> [Dataset records]:
---

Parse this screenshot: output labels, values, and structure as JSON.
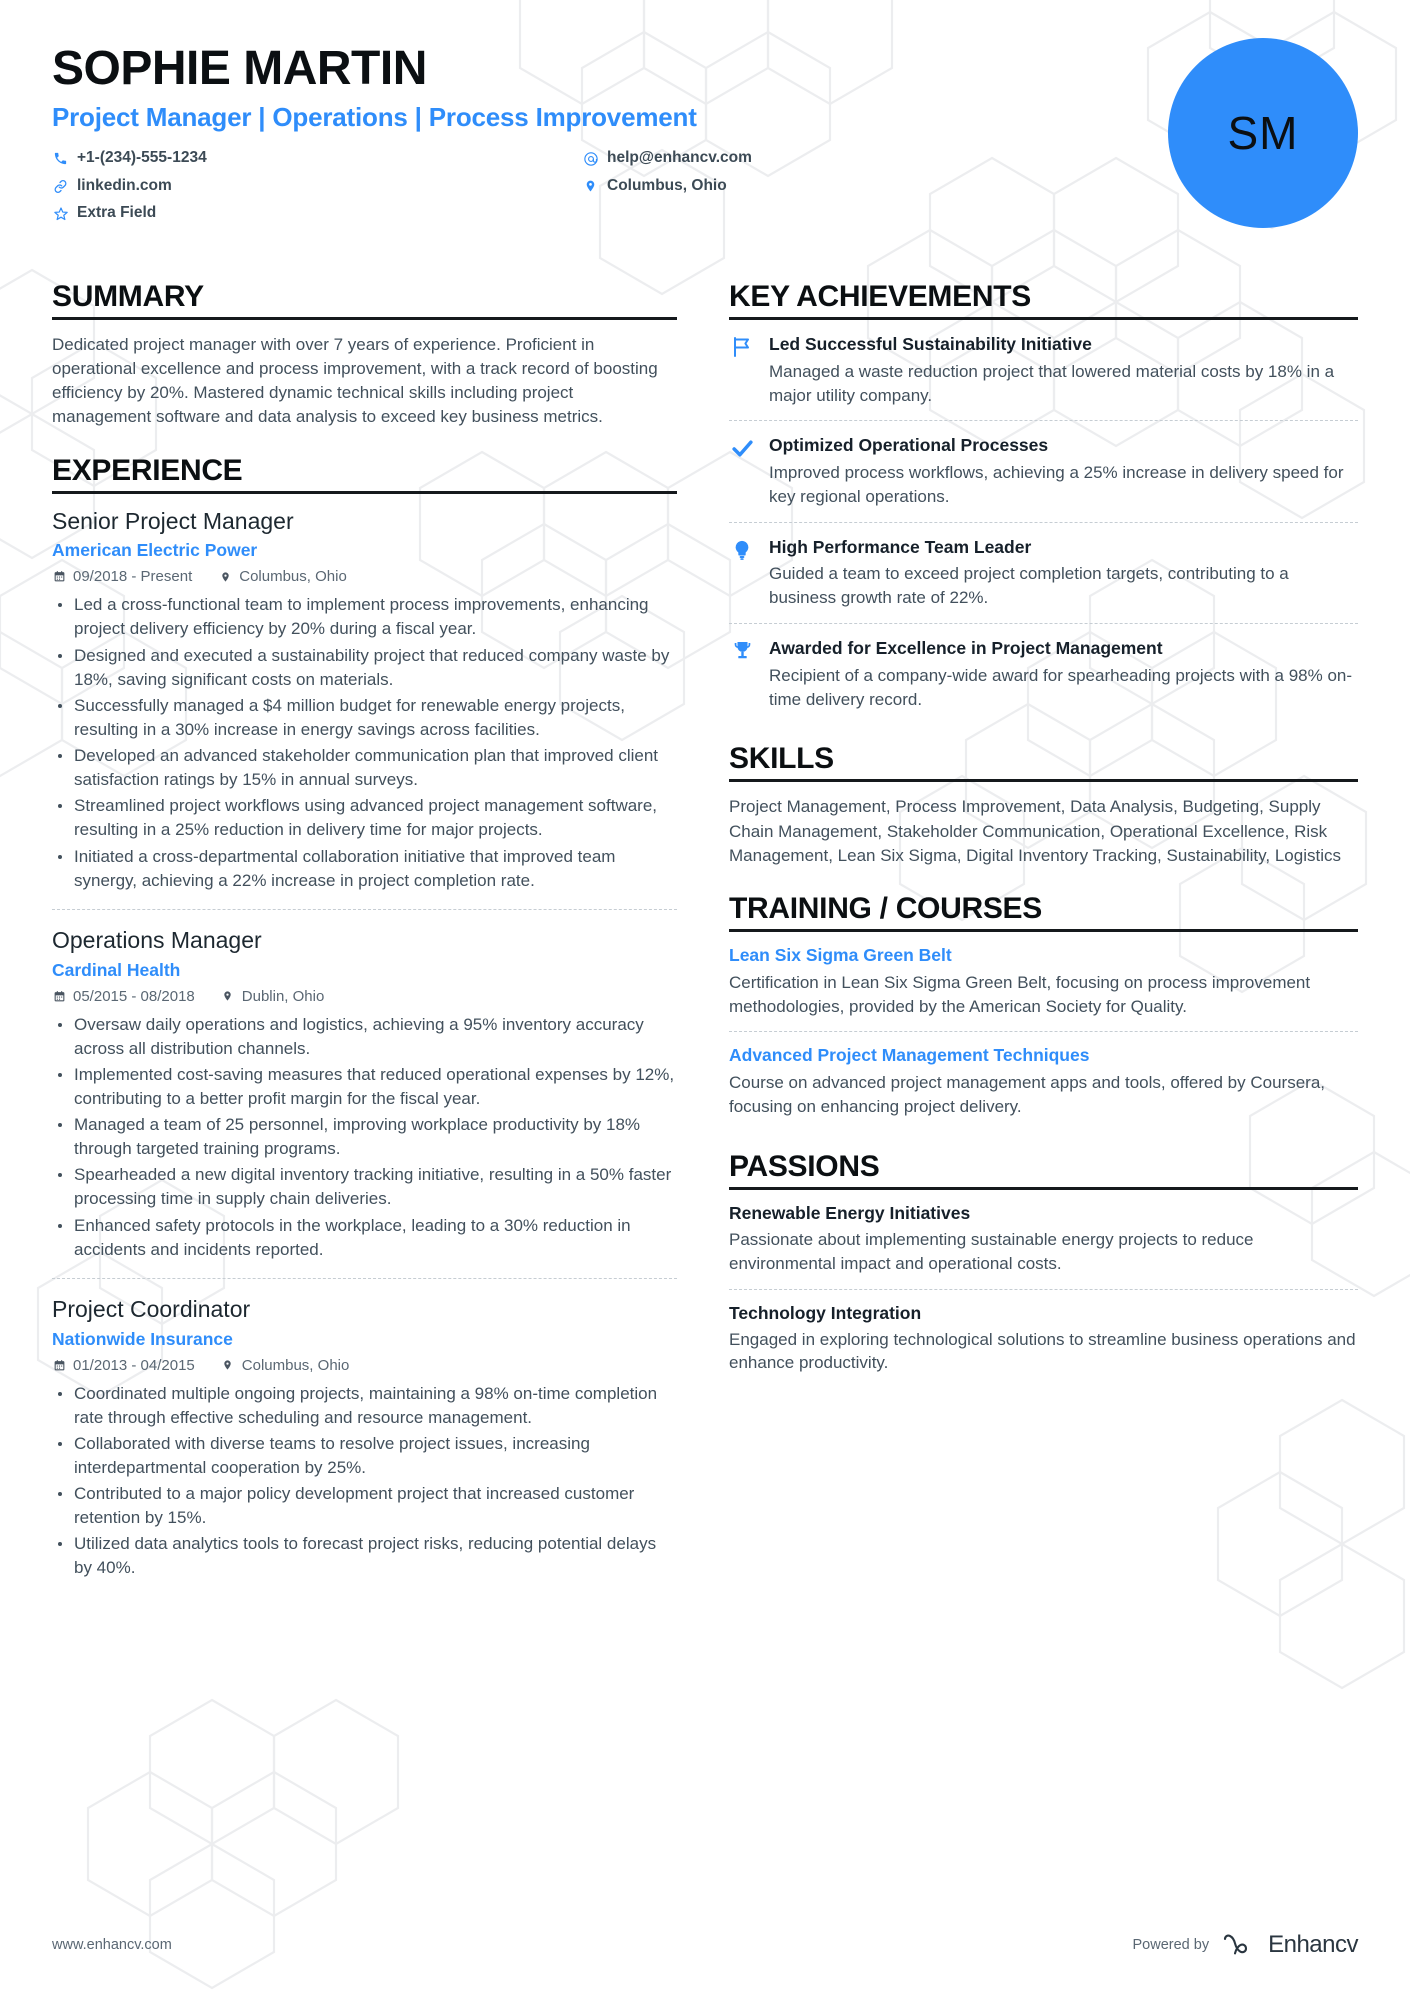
{
  "header": {
    "name": "SOPHIE MARTIN",
    "headline": "Project Manager | Operations | Process Improvement",
    "initials": "SM",
    "contacts": [
      {
        "icon": "phone-icon",
        "value": "+1-(234)-555-1234"
      },
      {
        "icon": "email-icon",
        "value": "help@enhancv.com"
      },
      {
        "icon": "link-icon",
        "value": "linkedin.com"
      },
      {
        "icon": "location-icon",
        "value": "Columbus, Ohio"
      },
      {
        "icon": "star-icon",
        "value": "Extra Field"
      }
    ]
  },
  "summary": {
    "title": "SUMMARY",
    "text": "Dedicated project manager with over 7 years of experience. Proficient in operational excellence and process improvement, with a track record of boosting efficiency by 20%. Mastered dynamic technical skills including project management software and data analysis to exceed key business metrics."
  },
  "experience": {
    "title": "EXPERIENCE",
    "jobs": [
      {
        "role": "Senior Project Manager",
        "company": "American Electric Power",
        "dates": "09/2018 - Present",
        "location": "Columbus, Ohio",
        "bullets": [
          "Led a cross-functional team to implement process improvements, enhancing project delivery efficiency by 20% during a fiscal year.",
          "Designed and executed a sustainability project that reduced company waste by 18%, saving significant costs on materials.",
          "Successfully managed a $4 million budget for renewable energy projects, resulting in a 30% increase in energy savings across facilities.",
          "Developed an advanced stakeholder communication plan that improved client satisfaction ratings by 15% in annual surveys.",
          "Streamlined project workflows using advanced project management software, resulting in a 25% reduction in delivery time for major projects.",
          "Initiated a cross-departmental collaboration initiative that improved team synergy, achieving a 22% increase in project completion rate."
        ]
      },
      {
        "role": "Operations Manager",
        "company": "Cardinal Health",
        "dates": "05/2015 - 08/2018",
        "location": "Dublin, Ohio",
        "bullets": [
          "Oversaw daily operations and logistics, achieving a 95% inventory accuracy across all distribution channels.",
          "Implemented cost-saving measures that reduced operational expenses by 12%, contributing to a better profit margin for the fiscal year.",
          "Managed a team of 25 personnel, improving workplace productivity by 18% through targeted training programs.",
          "Spearheaded a new digital inventory tracking initiative, resulting in a 50% faster processing time in supply chain deliveries.",
          "Enhanced safety protocols in the workplace, leading to a 30% reduction in accidents and incidents reported."
        ]
      },
      {
        "role": "Project Coordinator",
        "company": "Nationwide Insurance",
        "dates": "01/2013 - 04/2015",
        "location": "Columbus, Ohio",
        "bullets": [
          "Coordinated multiple ongoing projects, maintaining a 98% on-time completion rate through effective scheduling and resource management.",
          "Collaborated with diverse teams to resolve project issues, increasing interdepartmental cooperation by 25%.",
          "Contributed to a major policy development project that increased customer retention by 15%.",
          "Utilized data analytics tools to forecast project risks, reducing potential delays by 40%."
        ]
      }
    ]
  },
  "achievements": {
    "title": "KEY ACHIEVEMENTS",
    "items": [
      {
        "icon": "flag-icon",
        "title": "Led Successful Sustainability Initiative",
        "desc": "Managed a waste reduction project that lowered material costs by 18% in a major utility company."
      },
      {
        "icon": "check-icon",
        "title": "Optimized Operational Processes",
        "desc": "Improved process workflows, achieving a 25% increase in delivery speed for key regional operations."
      },
      {
        "icon": "lightbulb-icon",
        "title": "High Performance Team Leader",
        "desc": "Guided a team to exceed project completion targets, contributing to a business growth rate of 22%."
      },
      {
        "icon": "trophy-icon",
        "title": "Awarded for Excellence in Project Management",
        "desc": "Recipient of a company-wide award for spearheading projects with a 98% on-time delivery record."
      }
    ]
  },
  "skills": {
    "title": "SKILLS",
    "text": "Project Management, Process Improvement, Data Analysis, Budgeting, Supply Chain Management, Stakeholder Communication, Operational Excellence, Risk Management, Lean Six Sigma, Digital Inventory Tracking, Sustainability, Logistics"
  },
  "training": {
    "title": "TRAINING / COURSES",
    "items": [
      {
        "name": "Lean Six Sigma Green Belt",
        "desc": "Certification in Lean Six Sigma Green Belt, focusing on process improvement methodologies, provided by the American Society for Quality."
      },
      {
        "name": "Advanced Project Management Techniques",
        "desc": "Course on advanced project management apps and tools, offered by Coursera, focusing on enhancing project delivery."
      }
    ]
  },
  "passions": {
    "title": "PASSIONS",
    "items": [
      {
        "name": "Renewable Energy Initiatives",
        "desc": "Passionate about implementing sustainable energy projects to reduce environmental impact and operational costs."
      },
      {
        "name": "Technology Integration",
        "desc": "Engaged in exploring technological solutions to streamline business operations and enhance productivity."
      }
    ]
  },
  "footer": {
    "url": "www.enhancv.com",
    "powered_by": "Powered by",
    "brand": "Enhancv"
  },
  "colors": {
    "accent": "#2f8dfa",
    "text": "#42505c",
    "heading": "#0b0f12",
    "rule": "#15191c",
    "watermark": "#eceef0"
  }
}
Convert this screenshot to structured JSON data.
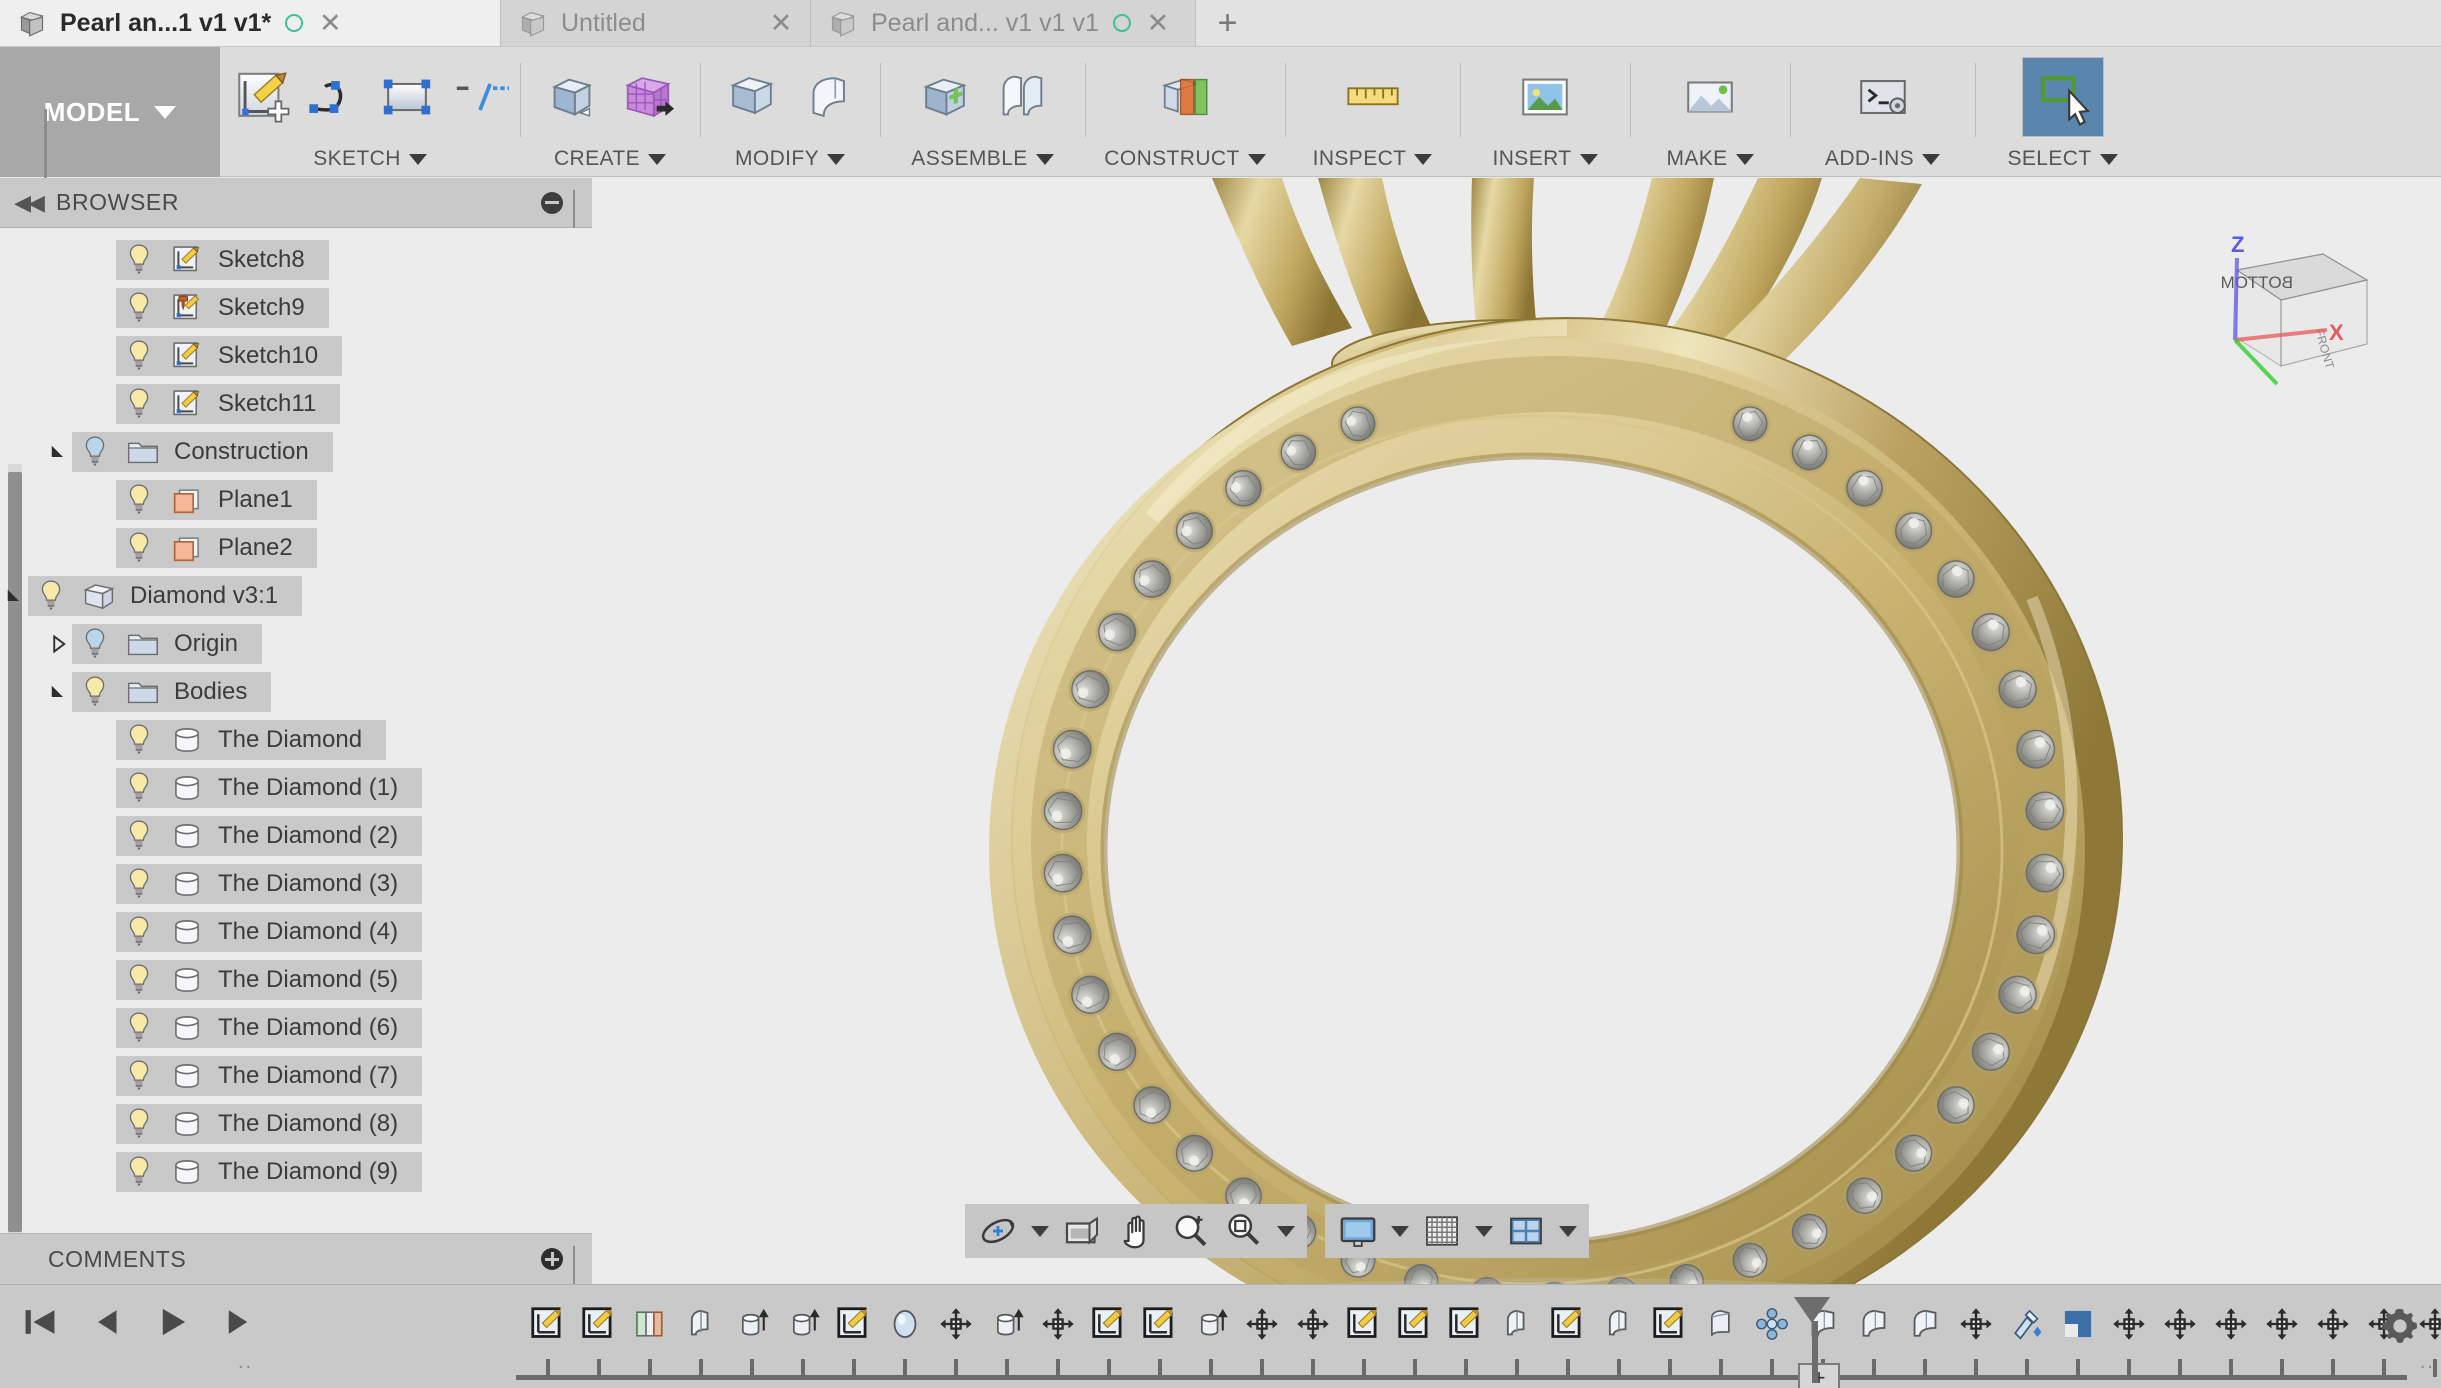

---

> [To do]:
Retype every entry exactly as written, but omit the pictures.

> [Answer area]:
Parse this screenshot: output labels, values, and structure as JSON.
{
  "header": {
    "name": "SOPHIE MARTIN",
    "headline": "Project Manager | Operations | Process Improvement",
    "initials": "SM",
    "contacts": [
      {
        "icon": "phone-icon",
        "value": "+1-(234)-555-1234"
      },
      {
        "icon": "email-icon",
        "value": "help@enhancv.com"
      },
      {
        "icon": "link-icon",
        "value": "linkedin.com"
      },
      {
        "icon": "location-icon",
        "value": "Columbus, Ohio"
      },
      {
        "icon": "star-icon",
        "value": "Extra Field"
      }
    ]
  },
  "summary": {
    "title": "SUMMARY",
    "text": "Dedicated project manager with over 7 years of experience. Proficient in operational excellence and process improvement, with a track record of boosting efficiency by 20%. Mastered dynamic technical skills including project management software and data analysis to exceed key business metrics."
  },
  "experience": {
    "title": "EXPERIENCE",
    "jobs": [
      {
        "role": "Senior Project Manager",
        "company": "American Electric Power",
        "dates": "09/2018 - Present",
        "location": "Columbus, Ohio",
        "bullets": [
          "Led a cross-functional team to implement process improvements, enhancing project delivery efficiency by 20% during a fiscal year.",
          "Designed and executed a sustainability project that reduced company waste by 18%, saving significant costs on materials.",
          "Successfully managed a $4 million budget for renewable energy projects, resulting in a 30% increase in energy savings across facilities.",
          "Developed an advanced stakeholder communication plan that improved client satisfaction ratings by 15% in annual surveys.",
          "Streamlined project workflows using advanced project management software, resulting in a 25% reduction in delivery time for major projects.",
          "Initiated a cross-departmental collaboration initiative that improved team synergy, achieving a 22% increase in project completion rate."
        ]
      },
      {
        "role": "Operations Manager",
        "company": "Cardinal Health",
        "dates": "05/2015 - 08/2018",
        "location": "Dublin, Ohio",
        "bullets": [
          "Oversaw daily operations and logistics, achieving a 95% inventory accuracy across all distribution channels.",
          "Implemented cost-saving measures that reduced operational expenses by 12%, contributing to a better profit margin for the fiscal year.",
          "Managed a team of 25 personnel, improving workplace productivity by 18% through targeted training programs.",
          "Spearheaded a new digital inventory tracking initiative, resulting in a 50% faster processing time in supply chain deliveries.",
          "Enhanced safety protocols in the workplace, leading to a 30% reduction in accidents and incidents reported."
        ]
      },
      {
        "role": "Project Coordinator",
        "company": "Nationwide Insurance",
        "dates": "01/2013 - 04/2015",
        "location": "Columbus, Ohio",
        "bullets": [
          "Coordinated multiple ongoing projects, maintaining a 98% on-time completion rate through effective scheduling and resource management.",
          "Collaborated with diverse teams to resolve project issues, increasing interdepartmental cooperation by 25%.",
          "Contributed to a major policy development project that increased customer retention by 15%.",
          "Utilized data analytics tools to forecast project risks, reducing potential delays by 40%."
        ]
      }
    ]
  },
  "achievements": {
    "title": "KEY ACHIEVEMENTS",
    "items": [
      {
        "icon": "flag-icon",
        "title": "Led Successful Sustainability Initiative",
        "desc": "Managed a waste reduction project that lowered material costs by 18% in a major utility company."
      },
      {
        "icon": "check-icon",
        "title": "Optimized Operational Processes",
        "desc": "Improved process workflows, achieving a 25% increase in delivery speed for key regional operations."
      },
      {
        "icon": "lightbulb-icon",
        "title": "High Performance Team Leader",
        "desc": "Guided a team to exceed project completion targets, contributing to a business growth rate of 22%."
      },
      {
        "icon": "trophy-icon",
        "title": "Awarded for Excellence in Project Management",
        "desc": "Recipient of a company-wide award for spearheading projects with a 98% on-time delivery record."
      }
    ]
  },
  "skills": {
    "title": "SKILLS",
    "text": "Project Management, Process Improvement, Data Analysis, Budgeting, Supply Chain Management, Stakeholder Communication, Operational Excellence, Risk Management, Lean Six Sigma, Digital Inventory Tracking, Sustainability, Logistics"
  },
  "training": {
    "title": "TRAINING / COURSES",
    "items": [
      {
        "name": "Lean Six Sigma Green Belt",
        "desc": "Certification in Lean Six Sigma Green Belt, focusing on process improvement methodologies, provided by the American Society for Quality."
      },
      {
        "name": "Advanced Project Management Techniques",
        "desc": "Course on advanced project management apps and tools, offered by Coursera, focusing on enhancing project delivery."
      }
    ]
  },
  "passions": {
    "title": "PASSIONS",
    "items": [
      {
        "name": "Renewable Energy Initiatives",
        "desc": "Passionate about implementing sustainable energy projects to reduce environmental impact and operational costs."
      },
      {
        "name": "Technology Integration",
        "desc": "Engaged in exploring technological solutions to streamline business operations and enhance productivity."
      }
    ]
  },
  "footer": {
    "url": "www.enhancv.com",
    "powered_by": "Powered by",
    "brand": "Enhancv"
  },
  "colors": {
    "accent": "#2f8dfa",
    "text": "#42505c",
    "heading": "#0b0f12",
    "rule": "#15191c",
    "watermark": "#eceef0"
  }
}
Convert this screenshot to structured JSON data.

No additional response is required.